In short, as we listen to others, we learn and grow.  Sadly, the state of the American University is making this difficult in the academic setting.

As always, these thoughts are my own, are intended to help, but do not reflect the position of the Church of Jesus Christ of Latter-day Saints.

Thanks for reading,

*Elder Oaks is the only apostle I know of who has said this. As such, his statement may not constitute the doctrine of my faith.


  1. Your point, as I understood it, is that universities should exist as a marketplace of ideas from all spectrums. I agree with you, that is what they should do. Where I disagree with your post, and what I believe you've missed, is that only a few schools, like BYU, set and police a targeted curriculum. Other universities do not and cannot do that regardless of who their donors are. Those decisions are made by autonomous colleges (college of math, chemistry, English, etc.) who must have an ethics board review the curriculum for bias, and in the case of public universities, regularly defend them in peer review. The donations are not made to impact the curriculum of individual collages, and it would be a breach of ethics (and school bylaws, I'd imagine, for most) for the university to impose restrictions on collages and especially individual professors based on the ideologies of its administrators. I think it's strained logic at best to try and derive meaningful classroom experience from this data. Donor lists are much different than the on-the-ground lived experiences as set by a professor.

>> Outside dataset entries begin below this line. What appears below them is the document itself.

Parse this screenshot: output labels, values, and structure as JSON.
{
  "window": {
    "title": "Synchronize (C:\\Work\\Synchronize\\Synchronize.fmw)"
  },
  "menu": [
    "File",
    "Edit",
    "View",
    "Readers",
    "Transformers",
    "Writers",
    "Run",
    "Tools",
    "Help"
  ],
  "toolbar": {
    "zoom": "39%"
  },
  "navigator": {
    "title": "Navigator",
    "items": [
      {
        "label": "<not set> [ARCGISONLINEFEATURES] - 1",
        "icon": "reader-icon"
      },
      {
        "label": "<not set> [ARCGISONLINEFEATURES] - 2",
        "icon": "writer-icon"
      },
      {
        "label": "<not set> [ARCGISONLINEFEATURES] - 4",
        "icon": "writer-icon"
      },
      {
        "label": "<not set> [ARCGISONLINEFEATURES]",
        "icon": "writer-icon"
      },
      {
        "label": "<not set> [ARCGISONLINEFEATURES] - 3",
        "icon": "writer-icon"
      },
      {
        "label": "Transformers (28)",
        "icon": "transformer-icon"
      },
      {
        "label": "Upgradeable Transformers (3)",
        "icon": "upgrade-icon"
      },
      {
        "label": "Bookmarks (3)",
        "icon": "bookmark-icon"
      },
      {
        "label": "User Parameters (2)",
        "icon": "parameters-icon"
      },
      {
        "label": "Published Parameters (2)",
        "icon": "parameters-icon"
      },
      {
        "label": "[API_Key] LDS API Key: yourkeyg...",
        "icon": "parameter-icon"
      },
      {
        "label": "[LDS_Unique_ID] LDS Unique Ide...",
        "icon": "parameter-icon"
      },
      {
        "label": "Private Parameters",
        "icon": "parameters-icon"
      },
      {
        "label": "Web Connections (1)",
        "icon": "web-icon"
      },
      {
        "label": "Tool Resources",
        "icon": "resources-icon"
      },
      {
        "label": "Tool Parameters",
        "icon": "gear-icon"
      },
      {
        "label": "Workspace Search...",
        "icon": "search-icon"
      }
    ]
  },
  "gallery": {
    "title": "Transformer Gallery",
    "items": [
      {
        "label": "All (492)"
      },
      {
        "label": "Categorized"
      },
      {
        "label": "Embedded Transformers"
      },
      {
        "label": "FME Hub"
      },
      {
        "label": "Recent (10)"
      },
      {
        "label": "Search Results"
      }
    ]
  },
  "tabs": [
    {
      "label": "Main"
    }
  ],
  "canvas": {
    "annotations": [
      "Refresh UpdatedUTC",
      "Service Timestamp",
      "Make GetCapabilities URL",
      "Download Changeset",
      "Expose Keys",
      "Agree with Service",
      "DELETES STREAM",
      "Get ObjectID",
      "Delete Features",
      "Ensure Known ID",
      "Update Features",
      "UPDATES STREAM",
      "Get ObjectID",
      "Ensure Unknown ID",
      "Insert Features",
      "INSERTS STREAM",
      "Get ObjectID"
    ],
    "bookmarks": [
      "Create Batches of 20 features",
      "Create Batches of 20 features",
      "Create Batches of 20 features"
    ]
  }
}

    Your perspective may be a bit colored coming from BYU, which is organized in a top-heavy, administration-focused way, which does rigorously watch, micromanage and discipline its professors for straying off message, but that's not how it works elsewhere. It wasn't until I went to other universities and learned how they worked that I saw the difference, myself. With you spending all your undergraduate and graduate degree at BYU, it's possible you have an incorrect picture of how most universities work.


    1. First, I think the data was based on donation of all employees, not just administrators. I may be wrong, but the way I read your comment, I think you were suggesting I was focused on the " ideologies of its administrators." I wasn't. Indeed, if my focus was skewed, it was the opposite-- focusing more on professors' donations and less on administrators' donations.

      Also, I don't think I suggested anywhere that curriculum selection was an issue. Rather, my more modest suggestion is that teaching in the classroom is impacted by professors' political views (regardless of curricula). When these professors consistently espouse liberal views, these views create a campus culture where people are expected to be liberal

      It is a liberal culture caused by professors-- not by administrators-- that I'm worried about.

      Given how I read your comment as misreading my focus (on administrators instead of professors), I hope we can clarify further before I respond to the rest of your post.

      Let me know your thoughts.

    2. Also: these are donations from employees to political causes, not donations from outside sources to the university.